The problem: Go through each line of the entries below and tally those containing the string "mail"; give only the total.

(Stored items)
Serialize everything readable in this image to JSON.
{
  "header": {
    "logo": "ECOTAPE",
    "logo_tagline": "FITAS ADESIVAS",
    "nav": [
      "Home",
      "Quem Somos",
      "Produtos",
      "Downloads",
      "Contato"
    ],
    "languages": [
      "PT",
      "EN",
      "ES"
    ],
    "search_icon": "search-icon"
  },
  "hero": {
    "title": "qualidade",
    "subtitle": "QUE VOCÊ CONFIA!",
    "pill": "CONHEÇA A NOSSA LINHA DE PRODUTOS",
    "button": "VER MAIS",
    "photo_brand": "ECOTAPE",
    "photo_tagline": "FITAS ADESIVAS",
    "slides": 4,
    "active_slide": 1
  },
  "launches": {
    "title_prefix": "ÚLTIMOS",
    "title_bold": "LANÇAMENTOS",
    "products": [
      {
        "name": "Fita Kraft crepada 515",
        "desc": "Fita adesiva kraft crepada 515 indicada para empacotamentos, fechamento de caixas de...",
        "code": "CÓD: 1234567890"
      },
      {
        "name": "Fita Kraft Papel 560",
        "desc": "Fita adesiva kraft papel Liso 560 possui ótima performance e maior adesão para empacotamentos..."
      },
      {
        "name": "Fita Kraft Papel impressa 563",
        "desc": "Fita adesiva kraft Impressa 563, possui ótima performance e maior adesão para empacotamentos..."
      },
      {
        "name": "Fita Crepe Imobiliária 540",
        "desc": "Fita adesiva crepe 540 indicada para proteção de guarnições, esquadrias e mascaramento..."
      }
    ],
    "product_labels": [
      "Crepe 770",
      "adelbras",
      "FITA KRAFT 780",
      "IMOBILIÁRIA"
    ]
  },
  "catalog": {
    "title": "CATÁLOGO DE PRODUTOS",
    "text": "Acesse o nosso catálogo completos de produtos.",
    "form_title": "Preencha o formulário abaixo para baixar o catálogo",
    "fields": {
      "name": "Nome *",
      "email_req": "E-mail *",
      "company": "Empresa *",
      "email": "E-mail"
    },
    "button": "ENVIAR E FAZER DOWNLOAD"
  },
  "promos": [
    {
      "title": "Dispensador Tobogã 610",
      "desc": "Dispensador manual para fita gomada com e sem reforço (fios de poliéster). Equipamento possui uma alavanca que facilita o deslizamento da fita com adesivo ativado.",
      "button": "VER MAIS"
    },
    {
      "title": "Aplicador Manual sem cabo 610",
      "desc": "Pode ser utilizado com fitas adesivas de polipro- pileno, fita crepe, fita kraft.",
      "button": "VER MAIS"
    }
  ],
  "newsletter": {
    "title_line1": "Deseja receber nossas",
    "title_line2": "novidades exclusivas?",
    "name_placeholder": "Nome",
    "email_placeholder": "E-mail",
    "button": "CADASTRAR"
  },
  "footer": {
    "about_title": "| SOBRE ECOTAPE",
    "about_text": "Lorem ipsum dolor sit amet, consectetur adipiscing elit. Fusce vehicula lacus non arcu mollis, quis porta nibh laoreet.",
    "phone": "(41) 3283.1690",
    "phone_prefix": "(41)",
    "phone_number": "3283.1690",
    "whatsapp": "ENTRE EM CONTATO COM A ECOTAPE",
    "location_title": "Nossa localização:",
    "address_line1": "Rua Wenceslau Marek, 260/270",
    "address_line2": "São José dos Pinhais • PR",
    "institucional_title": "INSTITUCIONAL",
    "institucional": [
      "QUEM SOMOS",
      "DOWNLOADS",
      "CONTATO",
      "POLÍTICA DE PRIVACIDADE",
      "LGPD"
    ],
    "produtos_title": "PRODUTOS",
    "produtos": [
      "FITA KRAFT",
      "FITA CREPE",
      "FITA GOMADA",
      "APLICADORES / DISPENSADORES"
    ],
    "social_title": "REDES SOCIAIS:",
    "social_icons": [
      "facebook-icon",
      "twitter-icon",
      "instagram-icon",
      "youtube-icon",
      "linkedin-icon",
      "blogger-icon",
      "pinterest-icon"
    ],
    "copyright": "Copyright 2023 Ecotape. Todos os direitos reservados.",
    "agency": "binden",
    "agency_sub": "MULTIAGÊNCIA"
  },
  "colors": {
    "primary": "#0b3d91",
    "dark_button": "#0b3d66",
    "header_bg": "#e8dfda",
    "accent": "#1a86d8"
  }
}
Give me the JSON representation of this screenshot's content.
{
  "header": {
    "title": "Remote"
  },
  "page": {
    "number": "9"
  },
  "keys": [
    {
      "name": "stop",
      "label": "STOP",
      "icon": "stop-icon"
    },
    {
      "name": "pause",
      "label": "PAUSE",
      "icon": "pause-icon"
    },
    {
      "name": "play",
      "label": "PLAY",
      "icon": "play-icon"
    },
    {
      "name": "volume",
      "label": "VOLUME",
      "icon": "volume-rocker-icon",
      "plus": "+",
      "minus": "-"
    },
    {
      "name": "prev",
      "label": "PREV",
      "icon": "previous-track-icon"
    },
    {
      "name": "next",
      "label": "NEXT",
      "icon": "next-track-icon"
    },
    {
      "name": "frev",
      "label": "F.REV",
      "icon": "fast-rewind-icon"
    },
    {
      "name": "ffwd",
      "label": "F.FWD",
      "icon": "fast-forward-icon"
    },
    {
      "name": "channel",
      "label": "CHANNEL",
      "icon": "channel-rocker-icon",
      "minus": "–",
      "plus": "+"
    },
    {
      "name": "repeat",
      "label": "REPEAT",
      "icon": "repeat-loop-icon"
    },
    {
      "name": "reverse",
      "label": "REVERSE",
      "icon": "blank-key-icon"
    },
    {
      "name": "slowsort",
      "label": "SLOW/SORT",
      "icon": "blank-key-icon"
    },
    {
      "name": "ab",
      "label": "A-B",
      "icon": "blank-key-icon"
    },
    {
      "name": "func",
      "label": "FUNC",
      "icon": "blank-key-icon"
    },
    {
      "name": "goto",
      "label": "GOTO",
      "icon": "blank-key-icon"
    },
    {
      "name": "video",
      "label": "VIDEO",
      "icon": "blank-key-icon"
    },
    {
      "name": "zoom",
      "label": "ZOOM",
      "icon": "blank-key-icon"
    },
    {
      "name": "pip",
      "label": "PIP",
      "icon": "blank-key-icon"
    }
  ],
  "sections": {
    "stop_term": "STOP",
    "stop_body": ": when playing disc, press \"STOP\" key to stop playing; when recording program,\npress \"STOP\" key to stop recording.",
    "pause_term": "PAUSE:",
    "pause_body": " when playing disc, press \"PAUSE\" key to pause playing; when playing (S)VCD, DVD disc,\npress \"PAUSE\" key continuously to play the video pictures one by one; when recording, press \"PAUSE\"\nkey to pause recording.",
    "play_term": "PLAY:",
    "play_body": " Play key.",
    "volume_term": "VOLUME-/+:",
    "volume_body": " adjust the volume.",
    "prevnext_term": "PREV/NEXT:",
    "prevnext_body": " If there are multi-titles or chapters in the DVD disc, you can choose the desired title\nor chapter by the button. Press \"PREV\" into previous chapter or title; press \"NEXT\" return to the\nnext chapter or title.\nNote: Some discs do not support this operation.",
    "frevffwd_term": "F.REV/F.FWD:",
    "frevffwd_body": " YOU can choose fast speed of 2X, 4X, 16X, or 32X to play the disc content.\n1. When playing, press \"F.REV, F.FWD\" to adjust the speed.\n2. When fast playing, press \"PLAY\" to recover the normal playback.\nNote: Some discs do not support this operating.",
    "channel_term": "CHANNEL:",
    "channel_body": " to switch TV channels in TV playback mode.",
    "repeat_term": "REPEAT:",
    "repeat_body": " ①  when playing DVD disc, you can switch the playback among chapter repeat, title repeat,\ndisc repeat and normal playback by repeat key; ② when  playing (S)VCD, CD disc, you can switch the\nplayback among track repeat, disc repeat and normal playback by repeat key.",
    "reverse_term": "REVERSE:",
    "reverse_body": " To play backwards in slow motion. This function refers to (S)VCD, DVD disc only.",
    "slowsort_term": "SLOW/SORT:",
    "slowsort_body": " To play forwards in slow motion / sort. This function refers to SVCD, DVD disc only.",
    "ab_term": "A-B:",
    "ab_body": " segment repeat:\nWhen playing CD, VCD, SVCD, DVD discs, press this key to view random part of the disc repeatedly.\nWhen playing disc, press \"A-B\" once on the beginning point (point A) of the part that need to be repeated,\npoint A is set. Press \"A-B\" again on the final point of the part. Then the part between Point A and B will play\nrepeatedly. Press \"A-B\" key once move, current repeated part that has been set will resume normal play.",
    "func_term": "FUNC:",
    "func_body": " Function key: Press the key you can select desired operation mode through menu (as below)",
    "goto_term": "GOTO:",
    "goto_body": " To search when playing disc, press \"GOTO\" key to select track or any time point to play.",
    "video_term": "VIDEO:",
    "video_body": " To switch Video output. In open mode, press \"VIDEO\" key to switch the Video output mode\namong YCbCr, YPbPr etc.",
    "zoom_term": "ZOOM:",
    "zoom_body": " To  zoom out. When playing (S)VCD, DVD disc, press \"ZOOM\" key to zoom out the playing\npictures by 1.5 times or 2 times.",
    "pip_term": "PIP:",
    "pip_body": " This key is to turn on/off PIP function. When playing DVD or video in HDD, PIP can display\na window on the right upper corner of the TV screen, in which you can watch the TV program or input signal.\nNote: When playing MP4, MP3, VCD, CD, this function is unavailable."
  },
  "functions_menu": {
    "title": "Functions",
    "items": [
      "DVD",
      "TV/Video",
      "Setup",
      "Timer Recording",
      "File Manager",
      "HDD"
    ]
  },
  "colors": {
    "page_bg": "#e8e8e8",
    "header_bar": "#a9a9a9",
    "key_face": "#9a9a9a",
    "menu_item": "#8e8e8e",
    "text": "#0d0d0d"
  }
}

Solved exercise: 3